We are so used to singers launching fashion ranges that it has become something of a cliché. However, Robbie Williams is hoping to be unique in this group, offering a line of sleek, distinctly British apparel with a fashionable edge. The range will be named Farrell, after Williams’ grandfather Jack Farrell.
The range will debut this September and offer clothing in the mid-priced category. While none of the items are designed by Robbie Williams, they are all approved by the singer. Spokespeople for the range say that Williams is highly involved and comes to meetings, contributing more than his name to the brand. The brand is not going to offer replicas of Williams’ clothing, but rather items in his signature dressy casual style. So far, the sample items are being well-received by people in the fashion world.

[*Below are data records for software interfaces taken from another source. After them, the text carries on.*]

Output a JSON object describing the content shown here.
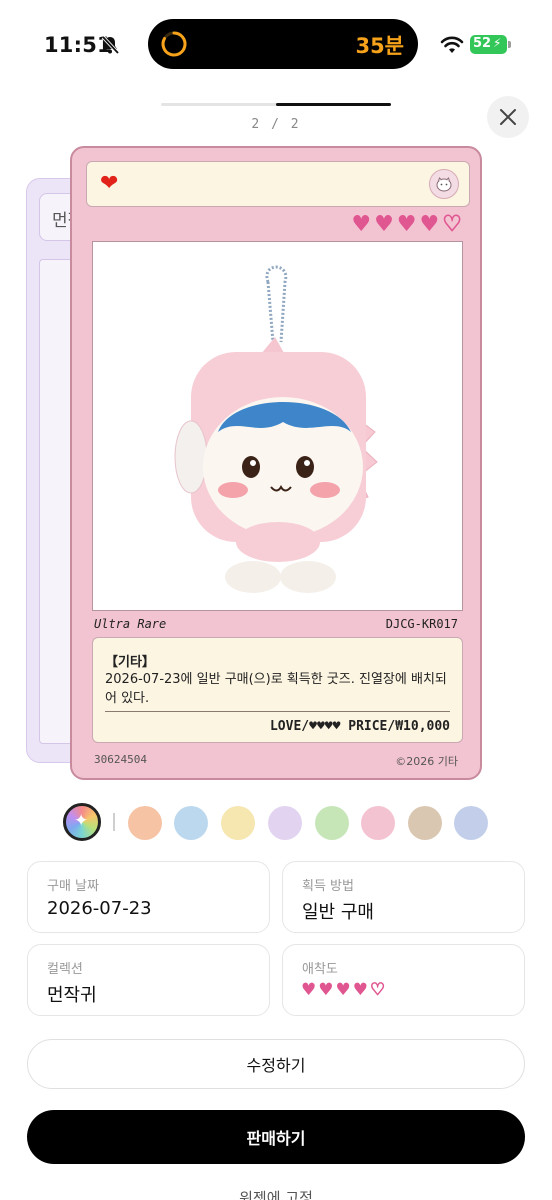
{
  "status": {
    "time": "11:51",
    "timer": "35분",
    "battery": "52"
  },
  "pager": {
    "text": "2 / 2"
  },
  "back_card": {
    "label": "먼작"
  },
  "card": {
    "rarity": "Ultra Rare",
    "code": "DJCG-KR017",
    "category": "【기타】",
    "description": "2026-07-23에 일반 구매(으)로 획득한 굿즈. 진열장에 배치되어 있다.",
    "price_line": "LOVE/♥♥♥♥ PRICE/₩10,000",
    "serial": "30624504",
    "copyright": "©2026 기타",
    "rating": 4,
    "rating_max": 5
  },
  "swatches": [
    "#f6c3a4",
    "#bcd8ee",
    "#f6e6b0",
    "#e2d3f0",
    "#c7e6b8",
    "#f4c3d2",
    "#dac7b2",
    "#c3cfea"
  ],
  "info": {
    "date_label": "구매 날짜",
    "date_value": "2026-07-23",
    "method_label": "획득 방법",
    "method_value": "일반 구매",
    "collection_label": "컬렉션",
    "collection_value": "먼작귀",
    "affection_label": "애착도"
  },
  "actions": {
    "edit": "수정하기",
    "sell": "판매하기",
    "pin": "위젯에 고정"
  },
  "colors": {
    "accent_heart": "#e05690",
    "card_bg": "#f2c4d2",
    "timer": "#f7a21b"
  }
}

The range will create clothing or the male 20 to 50 years market, although it is predicted to appeal most to men in their thirties. It will be offered in House of Fraser department stores, although it will expand to other retail outlets if demand proves sufficient.

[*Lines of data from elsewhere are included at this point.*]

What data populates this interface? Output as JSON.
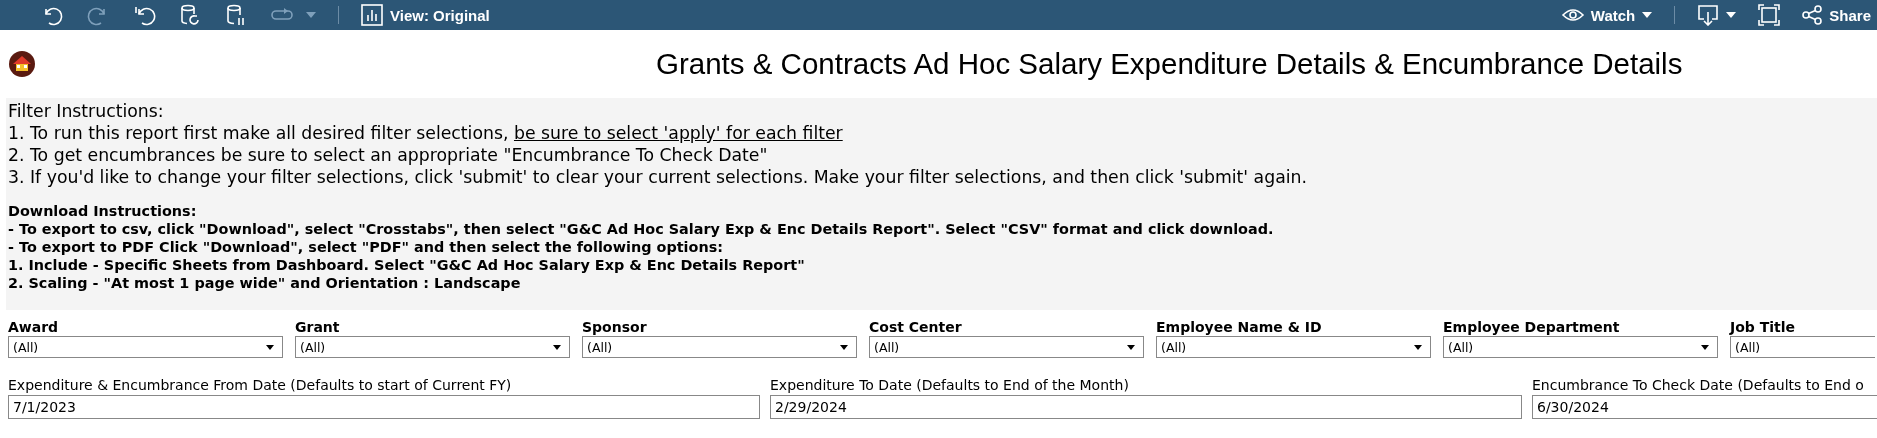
{
  "toolbar": {
    "left": [
      {
        "kind": "undo",
        "disabled": false
      },
      {
        "kind": "redo",
        "disabled": true
      },
      {
        "kind": "revert",
        "disabled": false
      },
      {
        "kind": "refresh",
        "disabled": false
      },
      {
        "kind": "pause",
        "disabled": false
      },
      {
        "kind": "replay",
        "disabled": true
      }
    ],
    "view_label": "View: Original",
    "watch_label": "Watch",
    "share_label": "Share"
  },
  "title": "Grants & Contracts Ad Hoc Salary Expenditure Details & Encumbrance Details",
  "filter_instructions": [
    {
      "text": "Filter Instructions:"
    },
    {
      "text": "1. To run this report first make all desired filter selections, ",
      "link": "be sure to select 'apply' for each filter"
    },
    {
      "text": "2. To get encumbrances be sure to select an appropriate \"Encumbrance To Check Date\""
    },
    {
      "text": "3. If you'd like to change your filter selections, click 'submit' to clear your current selections. Make your filter selections, and then click 'submit' again."
    }
  ],
  "download_instructions": [
    "Download Instructions:",
    "- To export to csv, click \"Download\",  select \"Crosstabs\", then select \"G&C Ad Hoc Salary Exp & Enc Details Report\". Select \"CSV\" format and click download.",
    "- To export to PDF Click \"Download\", select \"PDF\" and then select the following options:",
    "1. Include - Specific Sheets from Dashboard. Select \"G&C Ad Hoc Salary Exp & Enc Details Report\"",
    "2. Scaling - \"At most 1 page wide\" and Orientation : Landscape"
  ],
  "filters": [
    {
      "label": "Award",
      "value": "(All)",
      "cut": false
    },
    {
      "label": "Grant",
      "value": "(All)",
      "cut": false
    },
    {
      "label": "Sponsor",
      "value": "(All)",
      "cut": false
    },
    {
      "label": "Cost Center",
      "value": "(All)",
      "cut": false
    },
    {
      "label": "Employee Name & ID",
      "value": "(All)",
      "cut": false
    },
    {
      "label": "Employee Department",
      "value": "(All)",
      "cut": false
    },
    {
      "label": "Job Title",
      "value": "(All)",
      "cut": true
    }
  ],
  "dates": [
    {
      "label": "Expenditure & Encumbrance From Date (Defaults to start of Current FY)",
      "value": "7/1/2023",
      "cut": false
    },
    {
      "label": "Expenditure To Date (Defaults to End of the Month)",
      "value": "2/29/2024",
      "cut": false
    },
    {
      "label": "Encumbrance To Check Date (Defaults to End o",
      "value": "6/30/2024",
      "cut": true
    }
  ]
}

Many question why the singer did not use his own name for the range. However, it can be a mixed blessing to sell clothing based on a single figure’s popularity. For example, people who do not like Williams’ music may be reluctant to buy a cardigan with his name on the label, but the same people will buy Farrell without a second thought.

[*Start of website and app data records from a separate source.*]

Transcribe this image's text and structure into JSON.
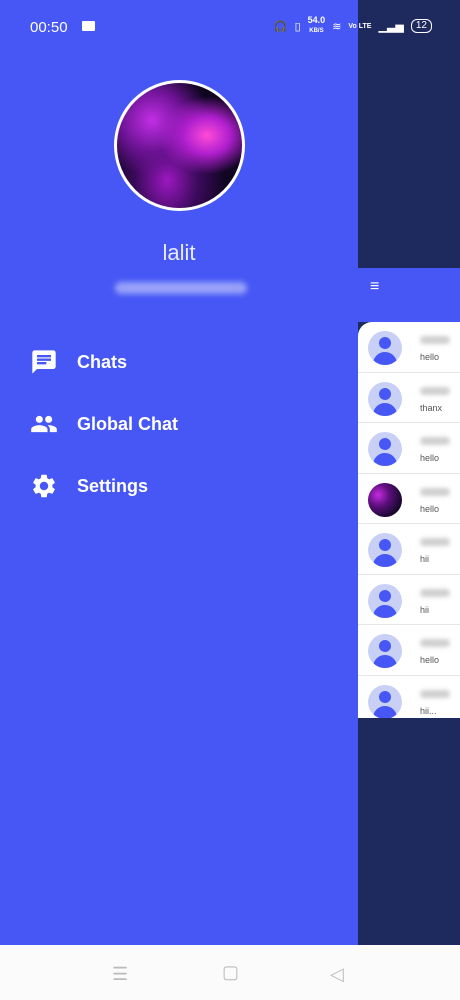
{
  "status_bar": {
    "time": "00:50",
    "speed": "54.0",
    "speed_unit": "KB/S",
    "network": "Vo LTE",
    "battery": "12"
  },
  "drawer": {
    "user_name": "lalit",
    "menu": [
      {
        "label": "Chats",
        "icon": "chat-icon"
      },
      {
        "label": "Global Chat",
        "icon": "people-icon"
      },
      {
        "label": "Settings",
        "icon": "gear-icon"
      }
    ]
  },
  "chat_list": {
    "menu_icon": "≡",
    "items": [
      {
        "message": "hello",
        "avatar": "default"
      },
      {
        "message": "thanx",
        "avatar": "default"
      },
      {
        "message": "hello",
        "avatar": "default"
      },
      {
        "message": "hello",
        "avatar": "image"
      },
      {
        "message": "hii",
        "avatar": "default"
      },
      {
        "message": "hii",
        "avatar": "default"
      },
      {
        "message": "hello",
        "avatar": "default"
      },
      {
        "message": "hii...",
        "avatar": "default"
      }
    ]
  },
  "colors": {
    "drawer_bg": "#4657f5",
    "background": "#1e2a5e",
    "accent_light": "#c9d0f6"
  }
}
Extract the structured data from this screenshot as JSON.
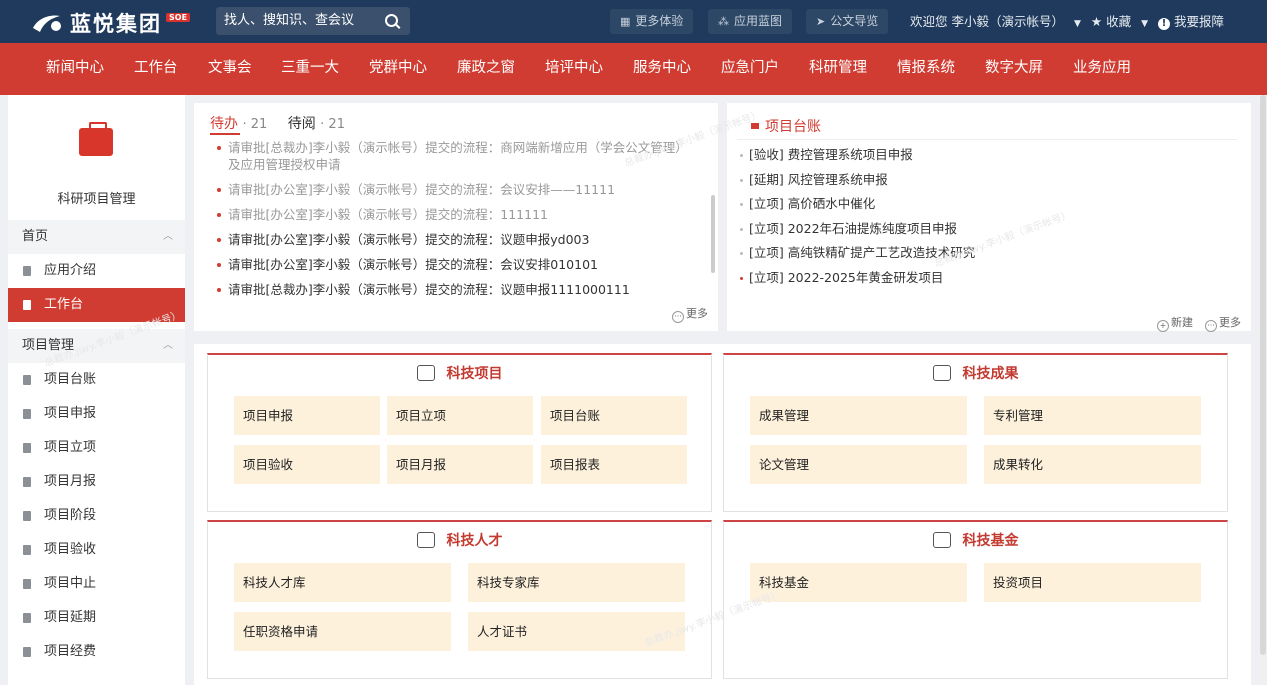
{
  "brand": {
    "name": "蓝悦集团",
    "badge": "SOE"
  },
  "search": {
    "placeholder": "找人、搜知识、查会议"
  },
  "toolbar": {
    "more_exp": "更多体验",
    "app_blue": "应用蓝图",
    "doc_nav": "公文导览"
  },
  "user": {
    "welcome": "欢迎您  李小毅（演示帐号）",
    "favorites": "收藏",
    "report": "我要报障"
  },
  "nav": [
    "新闻中心",
    "工作台",
    "文事会",
    "三重一大",
    "党群中心",
    "廉政之窗",
    "培评中心",
    "服务中心",
    "应急门户",
    "科研管理",
    "情报系统",
    "数字大屏",
    "业务应用"
  ],
  "sidebar": {
    "title": "科研项目管理",
    "groups": [
      {
        "label": "首页",
        "items": [
          "应用介绍",
          "工作台"
        ]
      },
      {
        "label": "项目管理",
        "items": [
          "项目台账",
          "项目申报",
          "项目立项",
          "项目月报",
          "项目阶段",
          "项目验收",
          "项目中止",
          "项目延期",
          "项目经费"
        ]
      }
    ]
  },
  "todo": {
    "tab_pending": "待办",
    "pending_count": "· 21",
    "tab_read": "待阅",
    "read_count": "· 21",
    "more": "更多",
    "items": [
      {
        "text": "请审批[总裁办]李小毅（演示帐号）提交的流程：商网端新增应用（学会公文管理）及应用管理授权申请",
        "read": true
      },
      {
        "text": "请审批[办公室]李小毅（演示帐号）提交的流程：会议安排——11111",
        "read": true
      },
      {
        "text": "请审批[办公室]李小毅（演示帐号）提交的流程：111111",
        "read": true
      },
      {
        "text": "请审批[办公室]李小毅（演示帐号）提交的流程：议题申报yd003",
        "read": false
      },
      {
        "text": "请审批[办公室]李小毅（演示帐号）提交的流程：会议安排010101",
        "read": false
      },
      {
        "text": "请审批[总裁办]李小毅（演示帐号）提交的流程：议题申报1111000111",
        "read": false
      }
    ]
  },
  "ledger": {
    "title": "项目台账",
    "new": "新建",
    "more": "更多",
    "items": [
      {
        "text": "[验收] 费控管理系统项目申报",
        "hot": false
      },
      {
        "text": "[延期] 风控管理系统申报",
        "hot": false
      },
      {
        "text": "[立项] 高价硒水中催化",
        "hot": false
      },
      {
        "text": "[立项] 2022年石油提炼纯度项目申报",
        "hot": false
      },
      {
        "text": "[立项] 高纯铁精矿提产工艺改造技术研究",
        "hot": false
      },
      {
        "text": "[立项] 2022-2025年黄金研发项目",
        "hot": true
      }
    ]
  },
  "cards": {
    "tech_project": {
      "title": "科技项目",
      "tiles": [
        "项目申报",
        "项目立项",
        "项目台账",
        "项目验收",
        "项目月报",
        "项目报表"
      ]
    },
    "tech_result": {
      "title": "科技成果",
      "tiles": [
        "成果管理",
        "专利管理",
        "论文管理",
        "成果转化"
      ]
    },
    "tech_talent": {
      "title": "科技人才",
      "tiles": [
        "科技人才库",
        "科技专家库",
        "任职资格申请",
        "人才证书"
      ]
    },
    "tech_fund": {
      "title": "科技基金",
      "tiles": [
        "科技基金",
        "投资项目"
      ]
    }
  },
  "watermark": "总裁办.jiwy.李小毅（演示帐号）"
}
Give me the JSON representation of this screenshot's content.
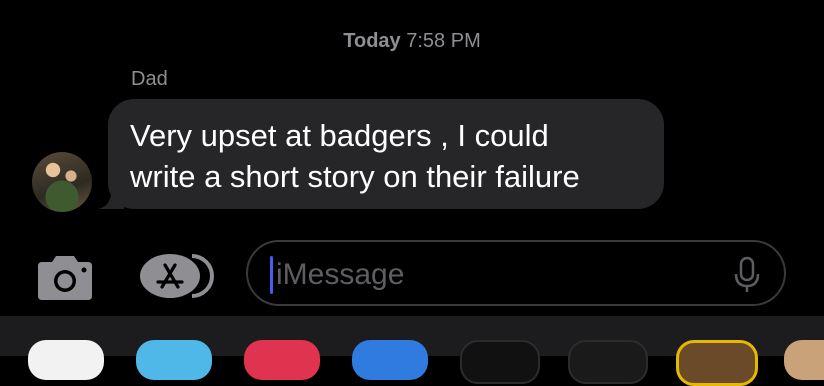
{
  "timestamp": {
    "day": "Today",
    "time": "7:58 PM"
  },
  "thread": {
    "sender_name": "Dad",
    "message_line1": "Very upset at badgers , I could",
    "message_line2": "write a short story on their failure"
  },
  "composer": {
    "placeholder": "iMessage"
  },
  "icons": {
    "camera": "camera-icon",
    "app_store": "app-store-icon",
    "microphone": "microphone-icon"
  },
  "colors": {
    "background": "#000000",
    "bubble": "#262628",
    "secondary_text": "#8e8e93",
    "cursor": "#4a5cf0"
  },
  "app_drawer": [
    "photos-app-icon",
    "memoji-app-icon",
    "digital-touch-app-icon",
    "audio-app-icon",
    "music-app-icon",
    "fitness-app-icon",
    "memoji-sticker-app-icon",
    "more-app-icon"
  ]
}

Farrell, like all clothing ranges, has a logo design that has been created to appeal to its target audience while hinting at the nature of the clothing. A ribbon-like cord is folded into a loose knot, referring to the old craft of tailoring. The name of the line is printed in upper case letters below that are classic and sturdy. This brand, and the garments that it represents, is intended to be distinctly British and timeless, with designs and quality reminiscent of Savile Row tailoring. Whether Farrell can relate to this lofty goal remains to be seen, but it is certainly an appealing brand. The UK logo design works well to promote the high quality feeling.
Farrell also will have a strapline: Wear it in, wear it out. This is perhaps not the best motto for the new business. It seems to be representative of any one of the many casual chic menswear brands. Hopefully Farrell can find a new and more unique strapline in the future, or at least develop a way to make this one their own.
British clothing was once known for being of the highest quality and style, but the industry ‘brand’ has seen a decline in modern times. We hope that Farrell and similar brands can bring back the image that we once enjoyed by offering high value items with timeless style. Creating a brand that is reminiscent of Savile Row tailoring just might be the first step in building a bridge to this notable past.